In this same vein, I also believe that some of some of the more consumer-oriented “big data things” have potential promise in healthcare. The creation of an individual insurance market is going to drive a tectonic shift in the perspective of payors as they reorient their sales and marketing from selling coverage in large chunks to employers, and instead need to understand and target the far more finicky individual consumer with a very different perspective on value and customer service than their traditional employer buyer. In this situation, all those social media feeds and the sentiment analysis they can reveal become very compelling with a demonstrable ROI, as does old-fashioned analytics on big data such as web click-stream analytics to optimize the consumer experience on their websites.

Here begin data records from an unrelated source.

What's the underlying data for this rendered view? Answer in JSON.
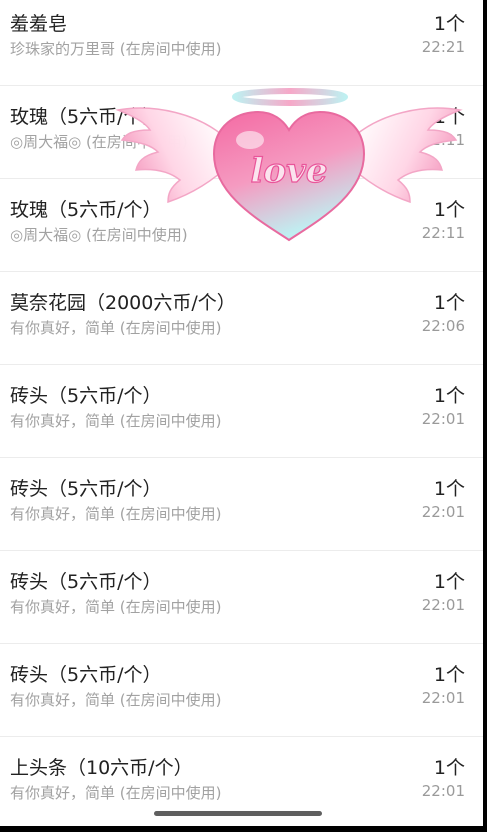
{
  "gift_records": [
    {
      "title": "羞羞皂",
      "subtitle": "珍珠家的万里哥 (在房间中使用)",
      "quantity": "1个",
      "time": "22:21"
    },
    {
      "title": "玫瑰（5六币/个）",
      "subtitle": "◎周大福◎ (在房间中使用)",
      "quantity": "1个",
      "time": "22:11"
    },
    {
      "title": "玫瑰（5六币/个）",
      "subtitle": "◎周大福◎ (在房间中使用)",
      "quantity": "1个",
      "time": "22:11"
    },
    {
      "title": "莫奈花园（2000六币/个）",
      "subtitle": "有你真好，简单 (在房间中使用)",
      "quantity": "1个",
      "time": "22:06"
    },
    {
      "title": "砖头（5六币/个）",
      "subtitle": "有你真好，简单 (在房间中使用)",
      "quantity": "1个",
      "time": "22:01"
    },
    {
      "title": "砖头（5六币/个）",
      "subtitle": "有你真好，简单 (在房间中使用)",
      "quantity": "1个",
      "time": "22:01"
    },
    {
      "title": "砖头（5六币/个）",
      "subtitle": "有你真好，简单 (在房间中使用)",
      "quantity": "1个",
      "time": "22:01"
    },
    {
      "title": "砖头（5六币/个）",
      "subtitle": "有你真好，简单 (在房间中使用)",
      "quantity": "1个",
      "time": "22:01"
    },
    {
      "title": "上头条（10六币/个）",
      "subtitle": "有你真好，简单 (在房间中使用)",
      "quantity": "1个",
      "time": "22:01"
    }
  ],
  "gift_effect": {
    "text": "love",
    "heart_color": "#f27fb0",
    "wing_color": "#ffd3e3",
    "halo_color": "#c9f1f2"
  }
}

There is also clear potential in combining consumer data with clinical data to provide a more complete 360 degree view of the patient for providers – bringing key information such as what over-the-counter drugs a patient may have bought over the last 30-60-90 days that may have a marked adverse reaction with a prescription they are taking, or just be clinically undesirable (such as someone with hypertension taking an OTC antihistamine for example). Providing this insight to their provider at the time of the patient’s next visit – or better still, apply rules in near-real-time as soon as the data becomes available and alerting the patient’s care team even when no visit is scheduled – can really change the role of physicians in orchestrating a patient’s health and wellness rather than simply treating symptoms and disease during an office visit or hospital admission.
Tomorrow we will move on to what is motivating healthcare providers to finally take a genuine interest in analytics and business intelligence, with that thing being align financial incentives.